• WHAT TO PRODUCE
Scan the entries below and return each line that contains "this".

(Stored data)

-- Opening Marker --

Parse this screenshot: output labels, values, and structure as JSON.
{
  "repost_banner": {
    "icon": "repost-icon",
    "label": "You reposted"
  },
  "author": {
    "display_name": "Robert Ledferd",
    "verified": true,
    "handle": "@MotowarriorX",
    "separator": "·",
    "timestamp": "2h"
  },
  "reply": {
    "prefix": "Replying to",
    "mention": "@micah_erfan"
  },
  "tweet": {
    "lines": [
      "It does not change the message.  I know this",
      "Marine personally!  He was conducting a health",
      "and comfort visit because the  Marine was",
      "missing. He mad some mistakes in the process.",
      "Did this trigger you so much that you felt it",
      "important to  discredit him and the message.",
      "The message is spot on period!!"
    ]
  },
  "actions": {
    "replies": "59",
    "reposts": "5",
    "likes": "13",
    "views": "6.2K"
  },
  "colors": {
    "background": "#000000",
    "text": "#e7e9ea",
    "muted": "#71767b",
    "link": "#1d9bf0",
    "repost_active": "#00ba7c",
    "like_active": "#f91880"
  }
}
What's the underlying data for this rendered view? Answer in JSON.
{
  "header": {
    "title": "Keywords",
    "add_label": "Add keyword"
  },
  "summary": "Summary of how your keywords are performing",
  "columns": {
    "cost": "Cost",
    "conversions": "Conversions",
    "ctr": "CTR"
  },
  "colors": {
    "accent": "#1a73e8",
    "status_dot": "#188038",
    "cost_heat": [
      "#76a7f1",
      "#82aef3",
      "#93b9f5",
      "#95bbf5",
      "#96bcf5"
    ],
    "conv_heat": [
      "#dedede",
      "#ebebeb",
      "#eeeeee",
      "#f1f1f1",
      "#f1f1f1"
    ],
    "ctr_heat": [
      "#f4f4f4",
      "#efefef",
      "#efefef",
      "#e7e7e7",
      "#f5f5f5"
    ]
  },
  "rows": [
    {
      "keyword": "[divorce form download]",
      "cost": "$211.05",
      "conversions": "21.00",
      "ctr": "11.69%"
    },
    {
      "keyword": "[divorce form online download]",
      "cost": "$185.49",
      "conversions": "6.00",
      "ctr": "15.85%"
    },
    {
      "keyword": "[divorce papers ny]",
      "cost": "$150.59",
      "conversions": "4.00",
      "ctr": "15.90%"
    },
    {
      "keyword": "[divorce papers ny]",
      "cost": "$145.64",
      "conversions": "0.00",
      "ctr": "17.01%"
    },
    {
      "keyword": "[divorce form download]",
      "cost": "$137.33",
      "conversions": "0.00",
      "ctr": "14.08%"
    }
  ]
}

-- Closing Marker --

• EXERCISE RESPONSE
Parse this screenshot: output labels, values, and structure as JSON.
      "It does not change the message.  I know this",
      "Did this trigger you so much that you felt it",
What's the underlying data for this rendered view? Answer in JSON.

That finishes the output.